I wouldn’t mind PCR testing so much, but there’s no need to insist on limiting ourselves to that kind of test. There are different ways to identify Monkeypox. So why is the CDC insisting that all testing be done with PCR tests?
How is MPX tested, and how has it been tested in the past?
It may surprise you to know that early on in the Monkeypox pandemic, two months ago, the CDC listed a comparison of confirmed cases and probable cases in the US and Africa. There were only “probable” cases in Africa but hundreds of “confirmed” cases in America. How is that possible when MPX has been endemic in Africa for nearly 50 years?
It’s all about definitions. A probable case is identified in the following way:
immunohistochemical or electron microscopy testing methods OR Demonstration of detectable levels of anti-orthopoxvirus IgM antibody during the period of 4–56 days after rash onset https://emergency.cdc.gov/han/2022/han00468.asp
And a confirmed case is identified by:
Demonstration of the presence of Monkeypox virus DNA by polymerase chain reaction testing or Next-Generation sequencing of a clinical specimen OR Isolation of Monkeypox virus in culture from a clinical specimen.
Evidently, if we are to beleive the CDC, Africa is incapable of doing culture-based testing. How condescending and racist can the CDC be?
I’m going out on a limb here because I’m not a microbiologist, but it seems to me that most labs in the world would be able to identify Monkeypox through culture-based testing.
However, the CDC says:
Culture-based testing for monkeypox virus should not be performed as a routine diagnostic procedure at clinical or diagnostic laboratories. These methods should only be performed by staff who are vaccinated against smallpox and in laboratories with validated protocols and BSL-3 containment facilities.
Since we’ve already established that it is allowable for BSL-2 level labs to work on Monkeypox as long as they follow certain practices, it is my contention that the CDC should not limit testing to PCR tests in BSL-3 level labs. We need that transparency.
Considering the abuses of PCR testing that we all witnessed during Covid, I think we all need to be aware of what’s going on with Monkeypox testing.
The CDC should allow testing in BSL-2 labs.
Upcoming Post: Are the labs trustworthy and where do the PCR tests come from?

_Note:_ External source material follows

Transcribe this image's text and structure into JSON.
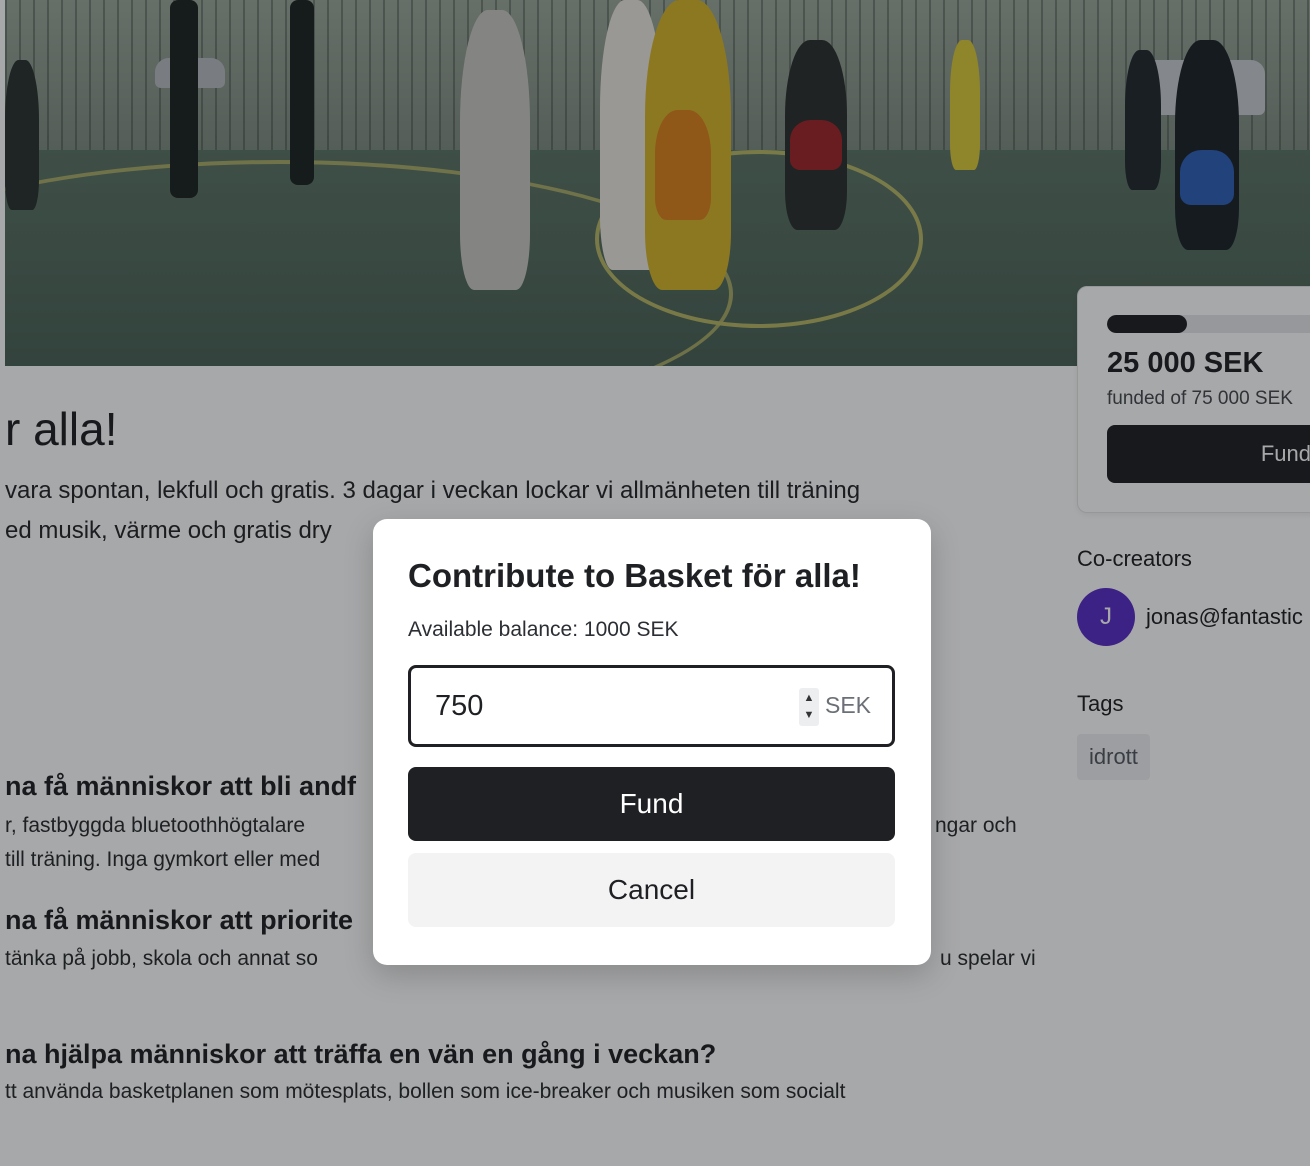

In my next post, I hope to examine the trustworthiness of the five commercial labs and the LRN labs. The Mayo Clinic has already proven itself unreliable because of what it did with Hydroxichloroquin. In 2017 Mayo Clinic said that HCQ had only 5 side effects. By 2021, they were saying it has over 60 side effects. Please scroll to the end of my article “Hey Inslee, answer these questions and I might take your stupid shot” for more details. It’ll turn your stomach.

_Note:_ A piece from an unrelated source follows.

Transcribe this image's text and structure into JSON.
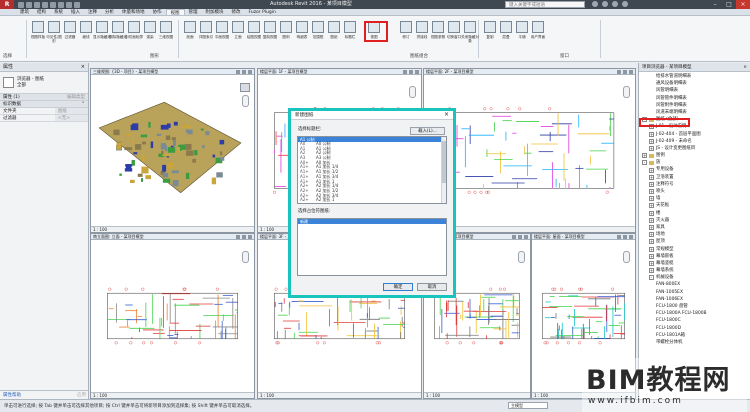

In February of this year, the Wuhan Institute of Virology created a fragment of the Monkeypox virus in order to develop a PCR test for Monkeypox. See my article Don’t cover your eyes for more details on this. Is the CDC using the test that is made in China? How many of the Covid tests were made in China? And why is that a big deal?
If you have any info on these topics, please forward to me. Stay vigilent. Don’t let the corporate drug cartel do the same thing they did to us with Covid.
https://cormandrostenreview.com/report/ Technical analysis of the Covid PCR tests back in December 2020.
This expansion to commercial laboratories reflects the latest, most significant increase in capacity and accessibility, building on the capacities already available within the public health Laboratory Response Network (LRN). CDC, in collaboration with the Food and Drug Administration (FDA), the Centers for Medicare & Medicaid Services, and the HHS Office of the Assistant Secretary for Preparedness and Response has also been expanding the capacity in the LRN. CDC has worked with the LRN to augment the number of public health laboratories that can perform the test to over 67 laboratories across 48 states and the number of weekly tests available within the LRN to over 8,000 tests per week